Read the data below. Every line holding the string "gmail" must be copied.

*** Information provided Section Begins ***

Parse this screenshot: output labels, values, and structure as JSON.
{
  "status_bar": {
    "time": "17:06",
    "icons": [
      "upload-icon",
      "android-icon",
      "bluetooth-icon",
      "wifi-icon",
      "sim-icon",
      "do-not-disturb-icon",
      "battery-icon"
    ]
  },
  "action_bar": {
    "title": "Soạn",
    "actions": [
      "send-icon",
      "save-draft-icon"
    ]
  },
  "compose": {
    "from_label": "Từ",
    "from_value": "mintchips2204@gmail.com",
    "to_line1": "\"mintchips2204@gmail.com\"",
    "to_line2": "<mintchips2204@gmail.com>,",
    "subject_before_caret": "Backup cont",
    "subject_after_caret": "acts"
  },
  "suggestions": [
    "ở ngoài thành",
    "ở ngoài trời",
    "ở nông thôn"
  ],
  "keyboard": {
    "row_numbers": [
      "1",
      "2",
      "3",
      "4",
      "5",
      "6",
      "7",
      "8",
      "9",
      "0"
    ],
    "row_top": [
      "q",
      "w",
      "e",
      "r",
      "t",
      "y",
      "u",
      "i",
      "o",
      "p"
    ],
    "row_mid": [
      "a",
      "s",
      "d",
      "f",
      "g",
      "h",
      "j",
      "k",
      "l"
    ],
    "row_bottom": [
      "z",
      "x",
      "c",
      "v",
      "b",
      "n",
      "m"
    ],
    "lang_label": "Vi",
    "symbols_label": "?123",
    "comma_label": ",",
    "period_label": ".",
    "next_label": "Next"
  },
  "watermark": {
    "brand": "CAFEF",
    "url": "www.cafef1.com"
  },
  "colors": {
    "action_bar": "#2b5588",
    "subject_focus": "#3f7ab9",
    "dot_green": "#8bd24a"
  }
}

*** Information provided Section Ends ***

[Reply]
    "from_value": "mintchips2204@gmail.com",
    "to_line1": "\"mintchips2204@gmail.com\"",
    "to_line2": "<mintchips2204@gmail.com>,",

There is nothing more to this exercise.